She worked with rural communities to increase their access to land, firewood and clean water outside the forest regions, and launched the "Enough is enough" campaign, which showed the Kenyan authorities how agriculture and tourism around Kenya's lakes and valleys would be damaged if the rivers from the Mau forest continued drying up.
When I interviewed her about job losses in the timber industry as the government finally began to introduce tighter controls on logging, she said: "I know there is pain when sawmills close and people lose jobs, but we have to make a choice. We need water and we need these forests''
She was a fearless opponent of corruption, a thorn in the side of the male-dominated Kenyan authorities – "that woman", they used to call her – and was never afraid to speak the truth to the most powerful world leaders when they dragged their feet on climate change.
Participants at the forthcoming Durban climate change conference will miss her contribution.
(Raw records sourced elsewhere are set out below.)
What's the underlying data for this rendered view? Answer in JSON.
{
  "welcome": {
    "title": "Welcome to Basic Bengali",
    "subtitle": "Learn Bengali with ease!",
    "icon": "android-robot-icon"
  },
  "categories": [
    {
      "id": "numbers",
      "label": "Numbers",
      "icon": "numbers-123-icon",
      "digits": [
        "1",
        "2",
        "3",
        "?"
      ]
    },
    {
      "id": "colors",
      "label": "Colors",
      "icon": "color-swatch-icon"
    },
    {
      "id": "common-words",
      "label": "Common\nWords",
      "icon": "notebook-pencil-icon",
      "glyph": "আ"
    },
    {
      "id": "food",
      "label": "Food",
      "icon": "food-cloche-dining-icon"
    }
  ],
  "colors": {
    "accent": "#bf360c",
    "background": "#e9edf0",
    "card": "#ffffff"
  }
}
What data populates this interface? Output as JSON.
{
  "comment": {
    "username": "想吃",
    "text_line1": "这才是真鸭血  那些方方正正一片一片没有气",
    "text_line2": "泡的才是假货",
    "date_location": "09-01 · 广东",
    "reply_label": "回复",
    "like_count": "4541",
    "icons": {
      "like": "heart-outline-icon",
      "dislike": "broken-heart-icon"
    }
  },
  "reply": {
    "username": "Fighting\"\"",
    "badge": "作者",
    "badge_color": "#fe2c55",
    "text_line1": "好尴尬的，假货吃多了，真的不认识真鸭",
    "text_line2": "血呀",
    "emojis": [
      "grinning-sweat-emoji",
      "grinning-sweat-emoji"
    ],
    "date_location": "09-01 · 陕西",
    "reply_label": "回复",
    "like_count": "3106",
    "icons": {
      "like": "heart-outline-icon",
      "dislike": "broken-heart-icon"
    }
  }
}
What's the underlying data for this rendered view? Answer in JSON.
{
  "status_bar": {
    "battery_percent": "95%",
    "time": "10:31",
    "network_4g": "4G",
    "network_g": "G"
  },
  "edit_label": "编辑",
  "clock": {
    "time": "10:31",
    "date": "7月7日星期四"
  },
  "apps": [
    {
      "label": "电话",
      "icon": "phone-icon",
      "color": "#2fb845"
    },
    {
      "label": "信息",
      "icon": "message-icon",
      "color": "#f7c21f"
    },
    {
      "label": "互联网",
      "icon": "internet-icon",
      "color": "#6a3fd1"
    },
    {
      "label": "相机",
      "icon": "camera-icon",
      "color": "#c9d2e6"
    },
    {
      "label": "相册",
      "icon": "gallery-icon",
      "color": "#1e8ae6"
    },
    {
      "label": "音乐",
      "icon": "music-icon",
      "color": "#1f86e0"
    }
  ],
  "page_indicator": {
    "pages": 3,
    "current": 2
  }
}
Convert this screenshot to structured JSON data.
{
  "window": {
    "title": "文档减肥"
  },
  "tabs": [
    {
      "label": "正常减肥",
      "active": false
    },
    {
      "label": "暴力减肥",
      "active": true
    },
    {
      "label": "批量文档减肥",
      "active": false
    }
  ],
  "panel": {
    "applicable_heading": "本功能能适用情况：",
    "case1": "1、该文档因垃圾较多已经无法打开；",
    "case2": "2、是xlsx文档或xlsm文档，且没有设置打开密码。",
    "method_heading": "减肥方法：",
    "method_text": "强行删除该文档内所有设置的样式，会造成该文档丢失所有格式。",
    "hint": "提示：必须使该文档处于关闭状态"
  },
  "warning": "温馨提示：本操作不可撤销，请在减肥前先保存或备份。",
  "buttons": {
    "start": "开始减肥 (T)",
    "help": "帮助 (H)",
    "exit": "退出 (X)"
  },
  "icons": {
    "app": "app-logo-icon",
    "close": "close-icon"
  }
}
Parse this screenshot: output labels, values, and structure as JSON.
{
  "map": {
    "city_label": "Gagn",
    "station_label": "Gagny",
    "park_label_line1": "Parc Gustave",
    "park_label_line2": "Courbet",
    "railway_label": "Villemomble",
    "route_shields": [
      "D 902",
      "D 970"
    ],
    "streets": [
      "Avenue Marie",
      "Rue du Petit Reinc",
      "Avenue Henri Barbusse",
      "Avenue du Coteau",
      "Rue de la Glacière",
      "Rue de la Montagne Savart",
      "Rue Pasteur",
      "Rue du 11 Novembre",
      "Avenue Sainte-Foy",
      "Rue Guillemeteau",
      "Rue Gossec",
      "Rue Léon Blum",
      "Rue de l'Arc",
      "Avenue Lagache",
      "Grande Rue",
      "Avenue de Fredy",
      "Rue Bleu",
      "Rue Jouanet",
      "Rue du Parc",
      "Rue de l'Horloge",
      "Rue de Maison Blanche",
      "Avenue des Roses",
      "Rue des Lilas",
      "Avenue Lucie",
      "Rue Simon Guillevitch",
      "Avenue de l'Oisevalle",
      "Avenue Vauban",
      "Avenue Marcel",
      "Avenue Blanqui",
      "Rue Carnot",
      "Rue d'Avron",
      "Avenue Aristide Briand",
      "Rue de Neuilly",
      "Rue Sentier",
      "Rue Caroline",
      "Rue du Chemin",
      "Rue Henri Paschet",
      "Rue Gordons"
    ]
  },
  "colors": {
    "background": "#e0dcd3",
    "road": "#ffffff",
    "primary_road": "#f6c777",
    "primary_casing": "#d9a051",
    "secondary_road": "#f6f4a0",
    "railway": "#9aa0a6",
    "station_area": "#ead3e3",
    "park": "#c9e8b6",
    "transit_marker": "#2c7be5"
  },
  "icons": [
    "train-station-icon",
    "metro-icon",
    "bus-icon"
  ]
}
Yet, with her passing, they have an even greater incentive to make progress and build a lasting legacy to her memory.
In my current job at the aid agency Cafod, I already see her true legacy: ordinary men and women in rural communities around the world, from Cambodia to Brazil, who take her as their inspiration when standing up against the logging companies, exposing collusion and corruption by the authorities, and protecting their forest heritage for future generations.
Personally, my lasting memory of Wangari Maathai will be her hearty laughter even as she articulated complex environmental issues, and her fierce determination to save the forest where I grew up. She was determined to save our lives in a way my family did not initially understand, but which she eventually persuaded us to demand.
She was my heroine, a global inspiration, and a true Kenyan warrior.